EXERCISE MATERIAL:
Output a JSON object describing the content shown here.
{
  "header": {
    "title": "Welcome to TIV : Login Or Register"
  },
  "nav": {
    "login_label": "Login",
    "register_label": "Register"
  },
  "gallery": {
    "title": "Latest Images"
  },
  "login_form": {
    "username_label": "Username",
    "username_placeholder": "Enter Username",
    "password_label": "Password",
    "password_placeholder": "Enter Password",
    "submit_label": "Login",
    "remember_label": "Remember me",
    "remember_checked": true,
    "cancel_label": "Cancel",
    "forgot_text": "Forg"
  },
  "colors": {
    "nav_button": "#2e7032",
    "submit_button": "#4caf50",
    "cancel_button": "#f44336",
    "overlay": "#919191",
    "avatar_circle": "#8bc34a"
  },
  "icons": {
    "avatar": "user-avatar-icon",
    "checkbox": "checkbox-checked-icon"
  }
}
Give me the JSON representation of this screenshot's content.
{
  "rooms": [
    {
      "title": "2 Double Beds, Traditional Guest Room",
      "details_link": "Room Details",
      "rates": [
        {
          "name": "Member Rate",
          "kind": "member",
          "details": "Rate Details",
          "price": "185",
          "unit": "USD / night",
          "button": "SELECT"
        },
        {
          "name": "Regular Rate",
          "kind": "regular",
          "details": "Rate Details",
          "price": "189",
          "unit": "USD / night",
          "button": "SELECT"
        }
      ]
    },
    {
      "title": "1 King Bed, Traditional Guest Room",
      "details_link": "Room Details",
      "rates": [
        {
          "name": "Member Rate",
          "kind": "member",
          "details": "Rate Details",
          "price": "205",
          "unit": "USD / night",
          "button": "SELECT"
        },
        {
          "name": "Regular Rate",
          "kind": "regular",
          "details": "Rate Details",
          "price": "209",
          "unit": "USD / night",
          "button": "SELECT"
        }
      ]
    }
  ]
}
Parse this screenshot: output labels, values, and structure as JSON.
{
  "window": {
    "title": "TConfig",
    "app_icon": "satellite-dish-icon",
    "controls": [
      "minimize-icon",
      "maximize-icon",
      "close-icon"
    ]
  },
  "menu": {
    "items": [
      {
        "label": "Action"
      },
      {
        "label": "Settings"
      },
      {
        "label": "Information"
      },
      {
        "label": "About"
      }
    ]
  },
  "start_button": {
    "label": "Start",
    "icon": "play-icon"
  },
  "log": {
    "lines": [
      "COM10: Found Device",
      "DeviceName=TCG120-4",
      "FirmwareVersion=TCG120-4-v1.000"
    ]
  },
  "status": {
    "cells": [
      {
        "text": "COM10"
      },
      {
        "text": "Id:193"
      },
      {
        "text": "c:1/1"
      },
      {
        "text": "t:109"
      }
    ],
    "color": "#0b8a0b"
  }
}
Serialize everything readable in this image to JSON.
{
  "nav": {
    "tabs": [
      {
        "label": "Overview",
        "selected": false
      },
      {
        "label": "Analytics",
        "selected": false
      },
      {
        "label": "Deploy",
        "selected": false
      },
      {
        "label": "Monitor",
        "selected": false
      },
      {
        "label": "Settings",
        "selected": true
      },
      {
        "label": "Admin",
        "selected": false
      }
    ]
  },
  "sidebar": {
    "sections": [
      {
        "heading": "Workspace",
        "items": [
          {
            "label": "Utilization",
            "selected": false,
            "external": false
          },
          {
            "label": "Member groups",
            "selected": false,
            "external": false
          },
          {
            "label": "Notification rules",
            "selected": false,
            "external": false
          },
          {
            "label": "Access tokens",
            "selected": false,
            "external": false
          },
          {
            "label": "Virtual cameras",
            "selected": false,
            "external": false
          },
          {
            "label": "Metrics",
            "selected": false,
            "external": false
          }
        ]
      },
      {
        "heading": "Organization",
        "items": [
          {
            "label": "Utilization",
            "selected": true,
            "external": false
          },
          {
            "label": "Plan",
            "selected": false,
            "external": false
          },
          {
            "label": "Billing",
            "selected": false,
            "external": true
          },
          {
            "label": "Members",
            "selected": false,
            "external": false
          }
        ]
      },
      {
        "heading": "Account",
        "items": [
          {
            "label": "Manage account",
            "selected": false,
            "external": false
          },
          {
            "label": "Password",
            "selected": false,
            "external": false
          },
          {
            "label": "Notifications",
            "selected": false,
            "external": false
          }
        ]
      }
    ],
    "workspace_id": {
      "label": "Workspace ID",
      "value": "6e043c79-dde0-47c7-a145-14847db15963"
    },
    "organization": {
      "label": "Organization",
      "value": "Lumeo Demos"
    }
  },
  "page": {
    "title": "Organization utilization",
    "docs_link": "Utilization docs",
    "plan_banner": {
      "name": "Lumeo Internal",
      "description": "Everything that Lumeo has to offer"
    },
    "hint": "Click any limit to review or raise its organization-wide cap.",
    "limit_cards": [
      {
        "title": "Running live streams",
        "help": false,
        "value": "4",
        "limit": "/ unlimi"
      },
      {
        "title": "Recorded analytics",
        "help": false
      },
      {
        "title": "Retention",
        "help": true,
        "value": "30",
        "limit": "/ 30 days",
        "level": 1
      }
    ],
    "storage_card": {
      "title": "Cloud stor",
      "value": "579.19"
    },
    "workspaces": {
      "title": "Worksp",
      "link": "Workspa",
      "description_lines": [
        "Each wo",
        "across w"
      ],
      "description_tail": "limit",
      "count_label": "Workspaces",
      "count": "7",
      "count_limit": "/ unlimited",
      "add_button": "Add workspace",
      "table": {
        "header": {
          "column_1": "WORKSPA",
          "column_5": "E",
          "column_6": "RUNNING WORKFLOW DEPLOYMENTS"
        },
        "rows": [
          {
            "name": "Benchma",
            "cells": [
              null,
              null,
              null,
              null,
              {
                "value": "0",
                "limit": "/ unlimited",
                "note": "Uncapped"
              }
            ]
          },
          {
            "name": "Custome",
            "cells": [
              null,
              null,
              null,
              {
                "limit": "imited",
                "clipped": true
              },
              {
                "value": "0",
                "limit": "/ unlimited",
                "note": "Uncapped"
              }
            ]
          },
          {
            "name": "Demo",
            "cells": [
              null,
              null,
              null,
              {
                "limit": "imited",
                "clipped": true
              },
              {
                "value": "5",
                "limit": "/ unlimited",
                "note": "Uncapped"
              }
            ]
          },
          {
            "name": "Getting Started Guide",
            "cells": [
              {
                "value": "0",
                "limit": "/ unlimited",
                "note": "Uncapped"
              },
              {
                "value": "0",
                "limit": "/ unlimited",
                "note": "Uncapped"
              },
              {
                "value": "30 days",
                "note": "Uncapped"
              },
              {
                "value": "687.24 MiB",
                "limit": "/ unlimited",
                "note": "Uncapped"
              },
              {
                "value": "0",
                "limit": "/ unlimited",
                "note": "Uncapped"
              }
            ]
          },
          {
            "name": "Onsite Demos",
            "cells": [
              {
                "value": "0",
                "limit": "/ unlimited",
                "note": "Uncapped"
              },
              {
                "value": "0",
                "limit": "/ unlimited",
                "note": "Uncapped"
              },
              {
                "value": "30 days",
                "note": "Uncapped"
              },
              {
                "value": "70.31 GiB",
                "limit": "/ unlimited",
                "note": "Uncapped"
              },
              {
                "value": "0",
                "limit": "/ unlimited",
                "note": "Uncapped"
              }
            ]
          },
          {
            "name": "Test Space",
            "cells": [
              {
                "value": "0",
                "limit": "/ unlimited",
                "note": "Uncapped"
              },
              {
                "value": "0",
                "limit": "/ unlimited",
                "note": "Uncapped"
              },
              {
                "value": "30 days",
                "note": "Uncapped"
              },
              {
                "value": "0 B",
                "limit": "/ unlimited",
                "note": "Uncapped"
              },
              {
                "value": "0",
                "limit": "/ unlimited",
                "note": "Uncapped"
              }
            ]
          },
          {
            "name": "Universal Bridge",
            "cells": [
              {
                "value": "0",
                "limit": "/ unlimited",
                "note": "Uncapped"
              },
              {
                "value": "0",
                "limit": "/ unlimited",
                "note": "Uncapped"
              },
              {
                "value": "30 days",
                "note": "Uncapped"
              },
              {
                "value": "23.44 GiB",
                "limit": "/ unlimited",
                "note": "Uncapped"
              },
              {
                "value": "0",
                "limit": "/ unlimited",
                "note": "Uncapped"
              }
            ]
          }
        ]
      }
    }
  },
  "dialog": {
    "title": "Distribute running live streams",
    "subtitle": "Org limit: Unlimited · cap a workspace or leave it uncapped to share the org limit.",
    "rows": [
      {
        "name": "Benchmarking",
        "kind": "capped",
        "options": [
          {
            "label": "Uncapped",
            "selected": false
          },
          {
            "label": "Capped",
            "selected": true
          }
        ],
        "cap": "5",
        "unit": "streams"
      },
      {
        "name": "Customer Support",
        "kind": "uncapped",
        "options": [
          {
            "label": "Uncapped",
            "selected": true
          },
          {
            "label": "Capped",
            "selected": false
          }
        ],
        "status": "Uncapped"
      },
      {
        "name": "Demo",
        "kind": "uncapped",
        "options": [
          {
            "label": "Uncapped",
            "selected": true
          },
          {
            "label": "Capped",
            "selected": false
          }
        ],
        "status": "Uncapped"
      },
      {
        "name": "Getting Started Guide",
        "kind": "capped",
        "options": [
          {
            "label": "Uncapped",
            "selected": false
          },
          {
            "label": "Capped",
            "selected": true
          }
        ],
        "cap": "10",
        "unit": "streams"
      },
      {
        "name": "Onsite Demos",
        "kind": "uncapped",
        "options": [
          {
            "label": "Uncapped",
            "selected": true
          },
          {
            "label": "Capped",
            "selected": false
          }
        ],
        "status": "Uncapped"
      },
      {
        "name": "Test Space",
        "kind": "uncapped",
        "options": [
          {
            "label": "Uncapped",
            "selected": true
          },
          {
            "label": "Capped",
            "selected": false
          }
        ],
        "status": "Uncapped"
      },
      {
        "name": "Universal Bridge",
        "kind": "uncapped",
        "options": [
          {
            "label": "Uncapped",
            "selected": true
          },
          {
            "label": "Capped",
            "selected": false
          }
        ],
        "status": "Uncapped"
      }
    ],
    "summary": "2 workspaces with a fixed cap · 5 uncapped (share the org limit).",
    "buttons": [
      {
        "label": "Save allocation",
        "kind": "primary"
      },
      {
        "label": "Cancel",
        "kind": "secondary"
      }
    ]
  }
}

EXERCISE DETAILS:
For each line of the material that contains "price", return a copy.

OUTPUT OF THE TASK:
          "price": "185",
          "price": "189",
          "price": "205",
          "price": "209",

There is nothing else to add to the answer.